Hudson Bay Park
Hudson Bay Park is geographically located in north west Saskatoon just south of Circle Drive along 33rd Street and Avenue P North.
It is mainly characterized by single detached homes along with apartments that are less than five stories in height. Oliver Lodge and St. Joseph’s Home are seniors residences located in this residential neighborhood.
This locale honors the pioneers of Saskatoon, as well as providing two very large park spaces which curve through the neighborhood.
The community was under construction mainly during the post war years between 1940 and 1960 when there was a housing shortage. The land for this neighborhood was annexed during the City expansion around the time of 1910 to 1915.
The Mayfair subdivision is one of the oldest in Saskatoon outside of the original three settlements of Nutana, Saskatoon and Riversdale.
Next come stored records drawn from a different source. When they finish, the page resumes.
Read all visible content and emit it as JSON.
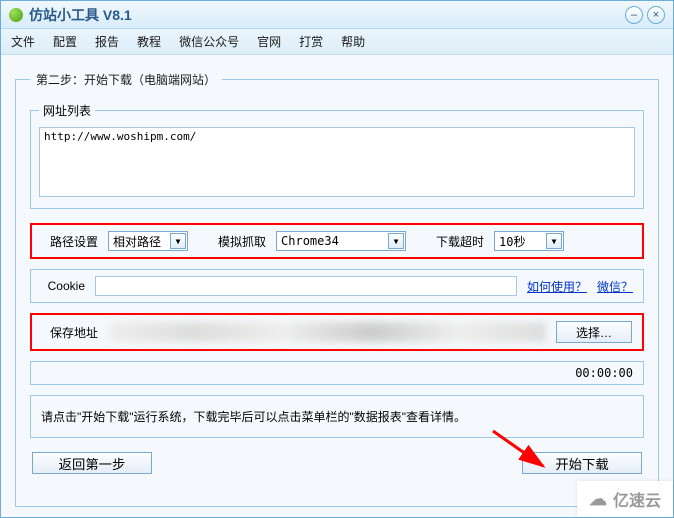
{
  "window": {
    "title": "仿站小工具 V8.1"
  },
  "menu": {
    "file": "文件",
    "config": "配置",
    "report": "报告",
    "tutorial": "教程",
    "wechat": "微信公众号",
    "official": "官网",
    "donate": "打赏",
    "help": "帮助"
  },
  "step": {
    "legend": "第二步：开始下载（电脑端网站）",
    "url_list_legend": "网址列表",
    "url_value": "http://www.woshipm.com/"
  },
  "path_row": {
    "label": "路径设置",
    "value": "相对路径",
    "crawl_label": "模拟抓取",
    "crawl_value": "Chrome34",
    "timeout_label": "下载超时",
    "timeout_value": "10秒"
  },
  "cookie_row": {
    "label": "Cookie",
    "value": "",
    "link_how": "如何使用？",
    "link_wechat": "微信？"
  },
  "save_row": {
    "label": "保存地址",
    "btn": "选择…"
  },
  "timer": "00:00:00",
  "info": "请点击\"开始下载\"运行系统，下载完毕后可以点击菜单栏的\"数据报表\"查看详情。",
  "buttons": {
    "back": "返回第一步",
    "start": "开始下载"
  },
  "watermark": "亿速云"
}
Part of the land originally granted to the Temperance Colonization Society in 1882, it was in private hands by the time Saskatoon was incorporated as a City in 1906 and was first identified on a map of Saskatoon in 1907, during the height of the city’s first real estate boom.
The first lots were sold that year and the first houses began to be built, primarily along 33rd Street. By 1909 there were nearly 60 houses in Mayfair – at that time still outside of city limits – with a population estimated at around 350. On April 20, 1911, the City expanded, annexing land to the north as far as 38th St. Mayfair was finally “in”.
Right now Mayfair finds itself benefiting from the economic boom Saskatoon is experiencing. It is within walking distance of downtown, the Riversdale Business Improvement District, and is surrounded by parks, amenities, and attractions. Despite being close to it all, it remains one of the city’s more affordable neighborhoods.
As you would expect with an established neighborhood, the housing stock is roughly seventy-five percent single-family detached houses. The remaining portion consists of detached duplexes, and a handful of semi-detached homes and apartments. By 1914, 843 people called Mayfair home. Development was steady after the First World War but really took off in the period 1946-1960 when more than one-third of the houses presently standing were built. House construction tapered off slightly through the 1960s (23%) and 1970s (12%). Houses built since 1980 account for less than 5% of the total housing in Mayfair. Recently that number is growing as a number of new houses have come in the neighborhood to experience it’s revitalization.
Kelsey-Woodlawn is the combination of two historic neighborhoods on the west side of Saskatoon. The western part of the neighborhood are the homes that still survive north of SIAST – Kelsey Campus on Idylwyld Drive North that were built prior to and during World War II.
That part of the neighborhood is named after Henry Kelsey who was an English fur trader, explorer, and sailor who played an important role in establishing the Hudson’s Bay Company in Canada. Kelsey was born in 1667. He is the first recorded European to have visited the present-day provinces of Saskatchewan and, possibly, Alberta, as well as the first to have explored the Great Plains from the north.
The eastern part of the neighborhood is named after its neighbor, Saskatoon’s Woodlawn Cemetery which was founded in 1905 as St. Paul’s Roman Catholic Cemetery. The city took it over in 1918 and it is home to the last remaining Next of Kin Memorial Avenue in Canada which is a national historical site.